CAPD History

The Center for Assessment and Policy Development (CAPD) was established in 1988 as a non-profit organization by Wendy Wolf, Bernard McMullan and Sally Leiderman. Sally Leiderman and Sam Stephens are the current senior leaders.

The organization was founded to improve outcomes for children, families and neighborhoods by helping to build the capacity of institutions, systems, communities, intermediary organizations and foundations that do the day to day work on their behalf. For more than 25 years, we have partnered with these groups to assess the progress, quality and effectiveness of their work; to plan, design and implement system, community change and related initiatives; and to create websites, ‘think pieces’ and other resources to share lessons and tools based on our experience and expertise.

CAPD’s original focus was on work that improves children, adolescent and family health, well-being and school success. With national and regional foundations, we helped to craft and implement major children’s initiatives at the national, state and local levels. We also evaluated a number of family support, school-readiness and school reform initiatives. Over time, our work expanded to include design, planning and/or evaluation support to myriad comprehensive community building, leadership, anti-racism and campus/community partnership initiatives. We also continue to design, implement and/or evaluate efforts aimed at improving child and adolescent health, well-being and school success.

The groups with which we work and our colleagues in the field have been generous in allowing us to learn a great deal about the trade-offs, tensions and challenges of our collective work. They have also provided opportunities for us to expand our thinking and skills around, for example, the use of theory of change evaluations; ways to engage various constituencies in difficult system and community change efforts; and story-telling as a valuable method for data collection and for making meaning of information and other traditional and non-traditional approaches to our work. In large part because of this breadth of experience, CAPD staff is regularly asked to advise foundations, governments, provider organizations and community groups on best practices in evaluation, implementation of major change efforts (planning, collaboration, governance, leadership development) and use of data to guide decision-making.
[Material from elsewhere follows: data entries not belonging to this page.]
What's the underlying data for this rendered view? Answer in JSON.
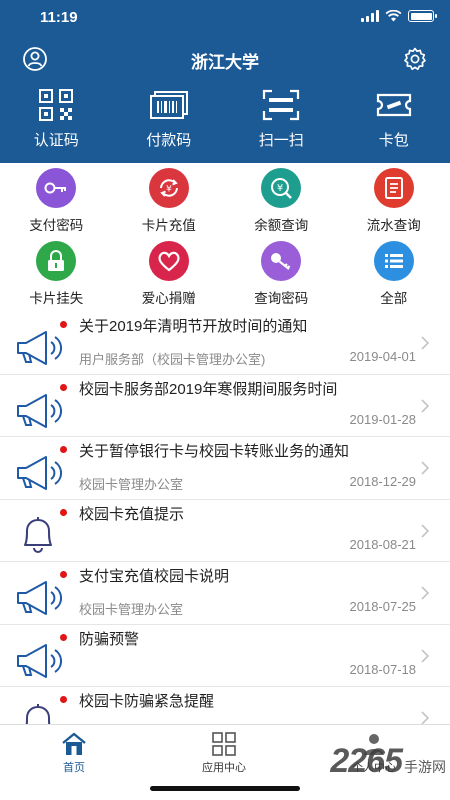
{
  "status": {
    "time": "11:19"
  },
  "header": {
    "title": "浙江大学",
    "left_icon": "user-icon",
    "right_icon": "gear-icon",
    "background": "#1c5a96"
  },
  "quick_actions": [
    {
      "label": "认证码",
      "icon": "qr-code-icon"
    },
    {
      "label": "付款码",
      "icon": "barcode-icon"
    },
    {
      "label": "扫一扫",
      "icon": "scan-icon"
    },
    {
      "label": "卡包",
      "icon": "ticket-icon"
    }
  ],
  "services": [
    {
      "label": "支付密码",
      "icon": "key-icon",
      "color": "#8a55d6"
    },
    {
      "label": "卡片充值",
      "icon": "recharge-icon",
      "color": "#d9363e"
    },
    {
      "label": "余额查询",
      "icon": "yuan-icon",
      "color": "#1e9e8f"
    },
    {
      "label": "流水查询",
      "icon": "document-icon",
      "color": "#e03b2f"
    },
    {
      "label": "卡片挂失",
      "icon": "lock-icon",
      "color": "#2fa84a"
    },
    {
      "label": "爱心捐赠",
      "icon": "heart-icon",
      "color": "#d8254b"
    },
    {
      "label": "查询密码",
      "icon": "key-icon",
      "color": "#9a5fd8"
    },
    {
      "label": "全部",
      "icon": "list-icon",
      "color": "#2c8fe0"
    }
  ],
  "notices": [
    {
      "title": "关于2019年清明节开放时间的通知",
      "source": "用户服务部（校园卡管理办公室)",
      "date": "2019-04-01",
      "icon": "megaphone-icon"
    },
    {
      "title": "校园卡服务部2019年寒假期间服务时间",
      "source": "",
      "date": "2019-01-28",
      "icon": "megaphone-icon"
    },
    {
      "title": "关于暂停银行卡与校园卡转账业务的通知",
      "source": "校园卡管理办公室",
      "date": "2018-12-29",
      "icon": "megaphone-icon"
    },
    {
      "title": "校园卡充值提示",
      "source": "",
      "date": "2018-08-21",
      "icon": "bell-icon"
    },
    {
      "title": "支付宝充值校园卡说明",
      "source": "校园卡管理办公室",
      "date": "2018-07-25",
      "icon": "megaphone-icon"
    },
    {
      "title": "防骗预警",
      "source": "",
      "date": "2018-07-18",
      "icon": "megaphone-icon"
    },
    {
      "title": "校园卡防骗紧急提醒",
      "source": "",
      "date": "",
      "icon": "bell-icon"
    }
  ],
  "tabs": [
    {
      "label": "首页",
      "icon": "home-icon",
      "active": true
    },
    {
      "label": "应用中心",
      "icon": "grid-icon",
      "active": false
    },
    {
      "label": "个人中心",
      "icon": "person-icon",
      "active": false
    }
  ],
  "watermark": {
    "number": "2265",
    "text": "手游网"
  },
  "colors": {
    "accent": "#1c5a96",
    "dot": "#e01515",
    "icon_line": "#1e5aa8"
  }
}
In addition, many of our partners have helped us understand the role that white privilege and racism play in the outcomes experienced by children and families of color, particularly in the communities, reservations and neighborhoods that are often the places where we work. In the past ten years, we have put more and more focus on doing our work through a lens that acknowledges and seeks explicitly to reduce the effects of white privilege and racism. Most recently, CAPD has contributed some resources to help others who are also working in this way, including Evaluation Tools for Racial Equity and Flipping the Script – White Privilege and Community Building, both with MP Associates, Inc.